== WORK TO COMPLETE ==
Read the lines below. Copy out any that hold the string "true".

PROVIDED ENTRIES: Begin

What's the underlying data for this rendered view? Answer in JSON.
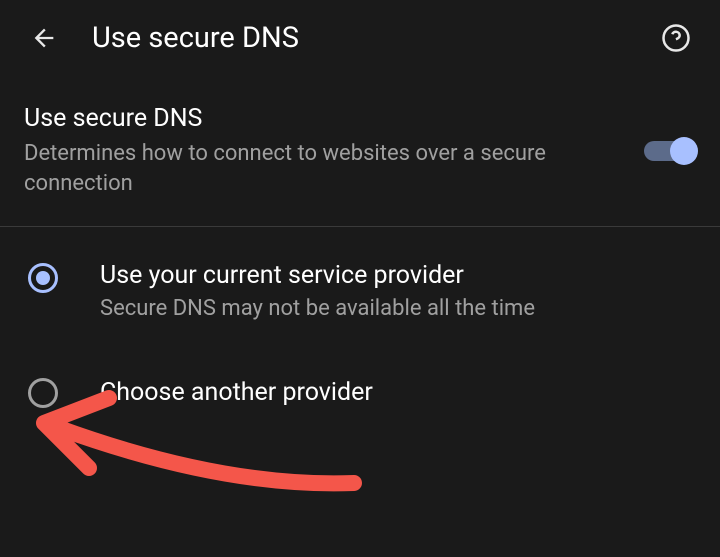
{
  "header": {
    "title": "Use secure DNS"
  },
  "toggle": {
    "title": "Use secure DNS",
    "subtitle": "Determines how to connect to websites over a secure connection",
    "enabled": true
  },
  "options": {
    "current_provider": {
      "title": "Use your current service provider",
      "subtitle": "Secure DNS may not be available all the time",
      "selected": true
    },
    "another_provider": {
      "title": "Choose another provider",
      "selected": false
    }
  },
  "colors": {
    "background": "#1a1a1a",
    "accent": "#a8c0ff",
    "text_primary": "#ffffff",
    "text_secondary": "#a0a0a0",
    "annotation": "#f4564a"
  }
}
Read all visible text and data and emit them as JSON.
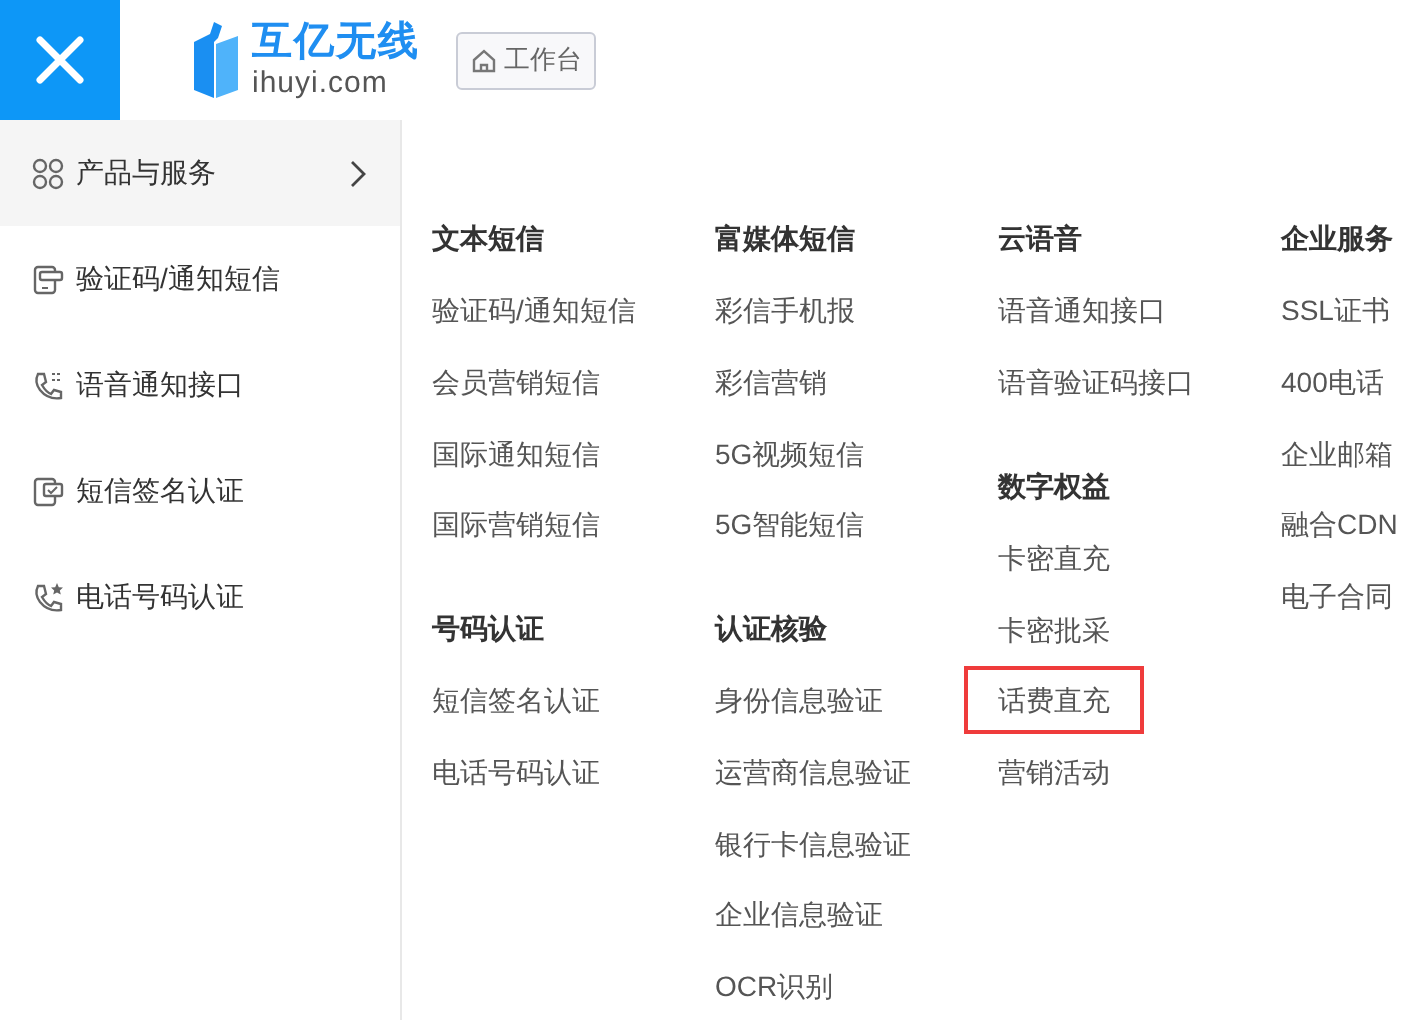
{
  "header": {
    "brand_name": "互亿无线",
    "brand_domain": "ihuyi.com",
    "workbench_button": "工作台"
  },
  "sidebar": {
    "items": [
      {
        "label": "产品与服务",
        "selected": true
      },
      {
        "label": "验证码/通知短信",
        "selected": false
      },
      {
        "label": "语音通知接口",
        "selected": false
      },
      {
        "label": "短信签名认证",
        "selected": false
      },
      {
        "label": "电话号码认证",
        "selected": false
      }
    ]
  },
  "menu": {
    "columns": [
      {
        "groups": [
          {
            "title": "文本短信",
            "items": [
              {
                "label": "验证码/通知短信",
                "highlighted": false
              },
              {
                "label": "会员营销短信",
                "highlighted": false
              },
              {
                "label": "国际通知短信",
                "highlighted": false
              },
              {
                "label": "国际营销短信",
                "highlighted": false
              }
            ]
          },
          {
            "title": "号码认证",
            "items": [
              {
                "label": "短信签名认证",
                "highlighted": false
              },
              {
                "label": "电话号码认证",
                "highlighted": false
              }
            ]
          }
        ]
      },
      {
        "groups": [
          {
            "title": "富媒体短信",
            "items": [
              {
                "label": "彩信手机报",
                "highlighted": false
              },
              {
                "label": "彩信营销",
                "highlighted": false
              },
              {
                "label": "5G视频短信",
                "highlighted": false
              },
              {
                "label": "5G智能短信",
                "highlighted": false
              }
            ]
          },
          {
            "title": "认证核验",
            "items": [
              {
                "label": "身份信息验证",
                "highlighted": false
              },
              {
                "label": "运营商信息验证",
                "highlighted": false
              },
              {
                "label": "银行卡信息验证",
                "highlighted": false
              },
              {
                "label": "企业信息验证",
                "highlighted": false
              },
              {
                "label": "OCR识别",
                "highlighted": false
              }
            ]
          }
        ]
      },
      {
        "groups": [
          {
            "title": "云语音",
            "items": [
              {
                "label": "语音通知接口",
                "highlighted": false
              },
              {
                "label": "语音验证码接口",
                "highlighted": false
              }
            ]
          },
          {
            "title": "数字权益",
            "items": [
              {
                "label": "卡密直充",
                "highlighted": false
              },
              {
                "label": "卡密批采",
                "highlighted": false
              },
              {
                "label": "话费直充",
                "highlighted": true
              },
              {
                "label": "营销活动",
                "highlighted": false
              }
            ]
          }
        ]
      },
      {
        "groups": [
          {
            "title": "企业服务",
            "items": [
              {
                "label": "SSL证书",
                "highlighted": false
              },
              {
                "label": "400电话",
                "highlighted": false
              },
              {
                "label": "企业邮箱",
                "highlighted": false
              },
              {
                "label": "融合CDN",
                "highlighted": false
              },
              {
                "label": "电子合同",
                "highlighted": false
              }
            ]
          }
        ]
      }
    ]
  }
}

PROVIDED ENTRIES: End

== REPLY ==
    "enabled": true
      "selected": true
        "selected": true
                "highlighted": true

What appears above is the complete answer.